## Work to complete
Apart from the images, every record here needs to be copied exactly.

(Beginning of Supplied data)

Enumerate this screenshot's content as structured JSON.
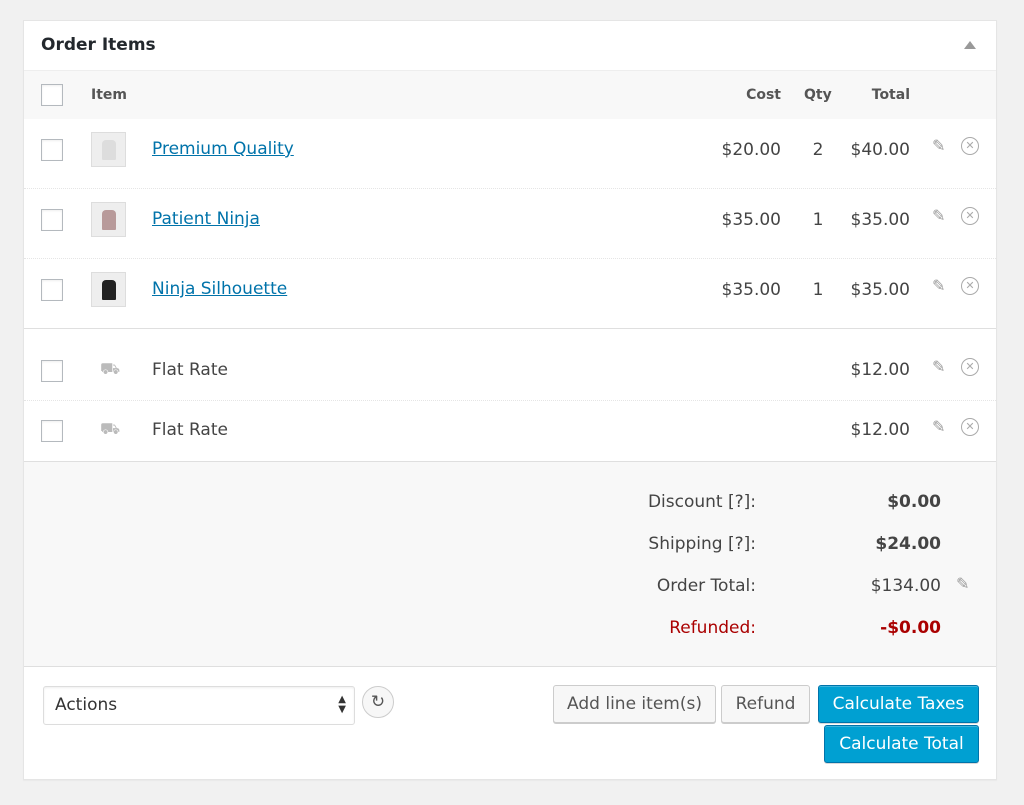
{
  "title": "Order Items",
  "columns": {
    "item": "Item",
    "cost": "Cost",
    "qty": "Qty",
    "total": "Total"
  },
  "items": [
    {
      "name": "Premium Quality",
      "cost": "$20.00",
      "qty": "2",
      "total": "$40.00"
    },
    {
      "name": "Patient Ninja",
      "cost": "$35.00",
      "qty": "1",
      "total": "$35.00"
    },
    {
      "name": "Ninja Silhouette",
      "cost": "$35.00",
      "qty": "1",
      "total": "$35.00"
    }
  ],
  "shipping": [
    {
      "name": "Flat Rate",
      "total": "$12.00"
    },
    {
      "name": "Flat Rate",
      "total": "$12.00"
    }
  ],
  "totals": {
    "discount_label": "Discount [?]:",
    "discount": "$0.00",
    "shipping_label": "Shipping [?]:",
    "shipping": "$24.00",
    "order_total_label": "Order Total:",
    "order_total": "$134.00",
    "refunded_label": "Refunded:",
    "refunded": "-$0.00"
  },
  "footer": {
    "actions": "Actions",
    "add_line": "Add line item(s)",
    "refund": "Refund",
    "calc_taxes": "Calculate Taxes",
    "calc_total": "Calculate Total"
  },
  "colors": {
    "accent": "#00a0d2",
    "link": "#0073aa",
    "refund": "#a00"
  }
}
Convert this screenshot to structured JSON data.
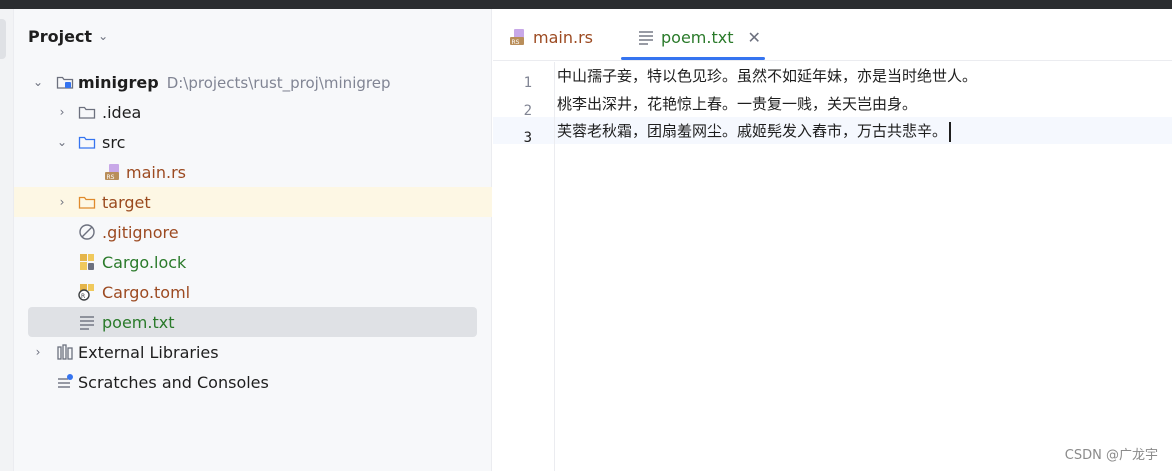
{
  "project_panel": {
    "title": "Project",
    "tree": {
      "root_name": "minigrep",
      "root_path": "D:\\projects\\rust_proj\\minigrep",
      "idea": ".idea",
      "src": "src",
      "main_rs": "main.rs",
      "target": "target",
      "gitignore": ".gitignore",
      "cargo_lock": "Cargo.lock",
      "cargo_toml": "Cargo.toml",
      "poem_txt": "poem.txt",
      "external_libraries": "External Libraries",
      "scratches": "Scratches and Consoles"
    }
  },
  "editor": {
    "tabs": [
      {
        "label": "main.rs",
        "icon": "rust-file-icon",
        "active": false
      },
      {
        "label": "poem.txt",
        "icon": "text-file-icon",
        "active": true
      }
    ],
    "lines": [
      {
        "number": "1",
        "text": "中山孺子妾，特以色见珍。虽然不如延年妹，亦是当时绝世人。"
      },
      {
        "number": "2",
        "text": "桃李出深井，花艳惊上春。一贵复一贱，关天岂由身。"
      },
      {
        "number": "3",
        "text": "芙蓉老秋霜，团扇羞网尘。戚姬髡发入舂市，万古共悲辛。"
      }
    ],
    "current_line": "3"
  },
  "watermark": "CSDN @广龙宇",
  "colors": {
    "accent": "#3574f0",
    "green_label": "#2a7a2a",
    "orange_label": "#9a4a1e",
    "hover_row": "#fdf7e4",
    "selected_row": "#dfe1e5"
  }
}
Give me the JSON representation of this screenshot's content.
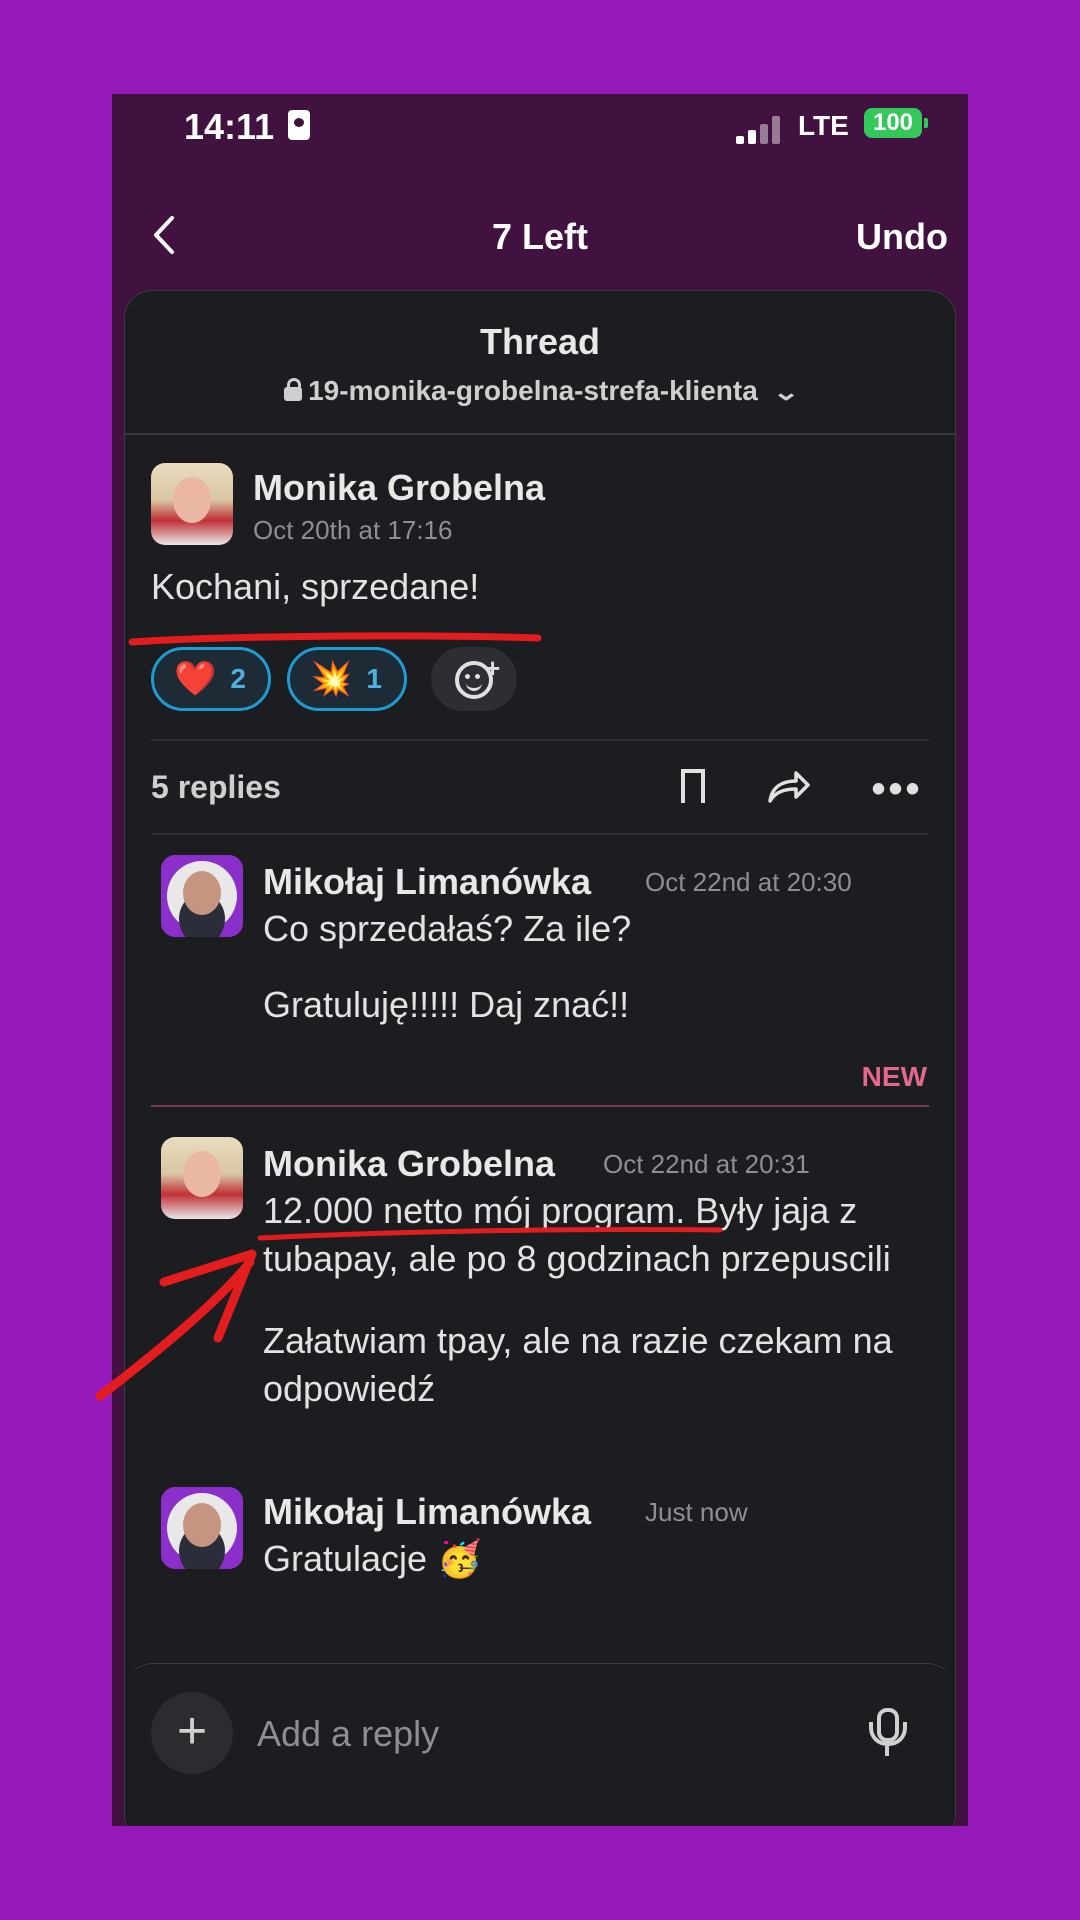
{
  "status": {
    "time": "14:11",
    "network": "LTE",
    "battery": "100"
  },
  "nav": {
    "back_icon": "chevron-left-icon",
    "title": "7 Left",
    "undo": "Undo"
  },
  "thread": {
    "title": "Thread",
    "channel": "19-monika-grobelna-strefa-klienta"
  },
  "parent": {
    "author": "Monika Grobelna",
    "time": "Oct 20th at 17:16",
    "text": "Kochani, sprzedane!",
    "reactions": [
      {
        "emoji": "❤️",
        "count": "2"
      },
      {
        "emoji": "💥",
        "count": "1"
      }
    ]
  },
  "replies_bar": {
    "count_label": "5 replies"
  },
  "new_label": "NEW",
  "messages": [
    {
      "author": "Mikołaj Limanówka",
      "time": "Oct 22nd at 20:30",
      "lines": [
        "Co sprzedałaś? Za ile?",
        "Gratuluję!!!!! Daj znać!!"
      ]
    },
    {
      "author": "Monika Grobelna",
      "time": "Oct 22nd at 20:31",
      "lines": [
        "12.000 netto mój program.  Były jaja z tubapay, ale po 8 godzinach przepuscili",
        "Załatwiam tpay, ale na razie czekam na odpowiedź"
      ]
    },
    {
      "author": "Mikołaj Limanówka",
      "time": "Just now",
      "lines": [
        "Gratulacje 🥳"
      ]
    }
  ],
  "composer": {
    "placeholder": "Add a reply",
    "plus": "+"
  },
  "colors": {
    "background": "#9619b9",
    "header": "#41123f",
    "card": "#1b1d21",
    "reaction_border": "#1f9bd1",
    "new": "#e3688a",
    "annotation": "#e31d1d"
  }
}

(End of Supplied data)

## Solution
Enumerate this screenshot's content as structured JSON.
{
  "title": "Order Items",
  "columns": {
    "item": "Item",
    "cost": "Cost",
    "qty": "Qty",
    "total": "Total"
  },
  "items": [
    {
      "name": "Premium Quality",
      "cost": "$20.00",
      "qty": "2",
      "total": "$40.00"
    },
    {
      "name": "Patient Ninja",
      "cost": "$35.00",
      "qty": "1",
      "total": "$35.00"
    },
    {
      "name": "Ninja Silhouette",
      "cost": "$35.00",
      "qty": "1",
      "total": "$35.00"
    }
  ],
  "shipping": [
    {
      "name": "Flat Rate",
      "total": "$12.00"
    },
    {
      "name": "Flat Rate",
      "total": "$12.00"
    }
  ],
  "totals": {
    "discount_label": "Discount [?]:",
    "discount": "$0.00",
    "shipping_label": "Shipping [?]:",
    "shipping": "$24.00",
    "order_total_label": "Order Total:",
    "order_total": "$134.00",
    "refunded_label": "Refunded:",
    "refunded": "-$0.00"
  },
  "footer": {
    "actions": "Actions",
    "add_line": "Add line item(s)",
    "refund": "Refund",
    "calc_taxes": "Calculate Taxes",
    "calc_total": "Calculate Total"
  },
  "colors": {
    "accent": "#00a0d2",
    "link": "#0073aa",
    "refund": "#a00"
  }
}
Convert this screenshot to structured JSON data.
{
  "project_panel": {
    "title": "Project",
    "tree": {
      "root_name": "minigrep",
      "root_path": "D:\\projects\\rust_proj\\minigrep",
      "idea": ".idea",
      "src": "src",
      "main_rs": "main.rs",
      "target": "target",
      "gitignore": ".gitignore",
      "cargo_lock": "Cargo.lock",
      "cargo_toml": "Cargo.toml",
      "poem_txt": "poem.txt",
      "external_libraries": "External Libraries",
      "scratches": "Scratches and Consoles"
    }
  },
  "editor": {
    "tabs": [
      {
        "label": "main.rs",
        "icon": "rust-file-icon",
        "active": false
      },
      {
        "label": "poem.txt",
        "icon": "text-file-icon",
        "active": true
      }
    ],
    "lines": [
      {
        "number": "1",
        "text": "中山孺子妾，特以色见珍。虽然不如延年妹，亦是当时绝世人。"
      },
      {
        "number": "2",
        "text": "桃李出深井，花艳惊上春。一贵复一贱，关天岂由身。"
      },
      {
        "number": "3",
        "text": "芙蓉老秋霜，团扇羞网尘。戚姬髡发入舂市，万古共悲辛。"
      }
    ],
    "current_line": "3"
  },
  "watermark": "CSDN @广龙宇",
  "colors": {
    "accent": "#3574f0",
    "green_label": "#2a7a2a",
    "orange_label": "#9a4a1e",
    "hover_row": "#fdf7e4",
    "selected_row": "#dfe1e5"
  }
}
Give me the JSON representation of this screenshot's content.
{
  "status": {
    "time": "14:11",
    "network": "LTE",
    "battery": "100"
  },
  "nav": {
    "back_icon": "chevron-left-icon",
    "title": "7 Left",
    "undo": "Undo"
  },
  "thread": {
    "title": "Thread",
    "channel": "19-monika-grobelna-strefa-klienta"
  },
  "parent": {
    "author": "Monika Grobelna",
    "time": "Oct 20th at 17:16",
    "text": "Kochani, sprzedane!",
    "reactions": [
      {
        "emoji": "❤️",
        "count": "2"
      },
      {
        "emoji": "💥",
        "count": "1"
      }
    ]
  },
  "replies_bar": {
    "count_label": "5 replies"
  },
  "new_label": "NEW",
  "messages": [
    {
      "author": "Mikołaj Limanówka",
      "time": "Oct 22nd at 20:30",
      "lines": [
        "Co sprzedałaś? Za ile?",
        "Gratuluję!!!!! Daj znać!!"
      ]
    },
    {
      "author": "Monika Grobelna",
      "time": "Oct 22nd at 20:31",
      "lines": [
        "12.000 netto mój program.  Były jaja z tubapay, ale po 8 godzinach przepuscili",
        "Załatwiam tpay, ale na razie czekam na odpowiedź"
      ]
    },
    {
      "author": "Mikołaj Limanówka",
      "time": "Just now",
      "lines": [
        "Gratulacje 🥳"
      ]
    }
  ],
  "composer": {
    "placeholder": "Add a reply",
    "plus": "+"
  },
  "colors": {
    "background": "#9619b9",
    "header": "#41123f",
    "card": "#1b1d21",
    "reaction_border": "#1f9bd1",
    "new": "#e3688a",
    "annotation": "#e31d1d"
  }
}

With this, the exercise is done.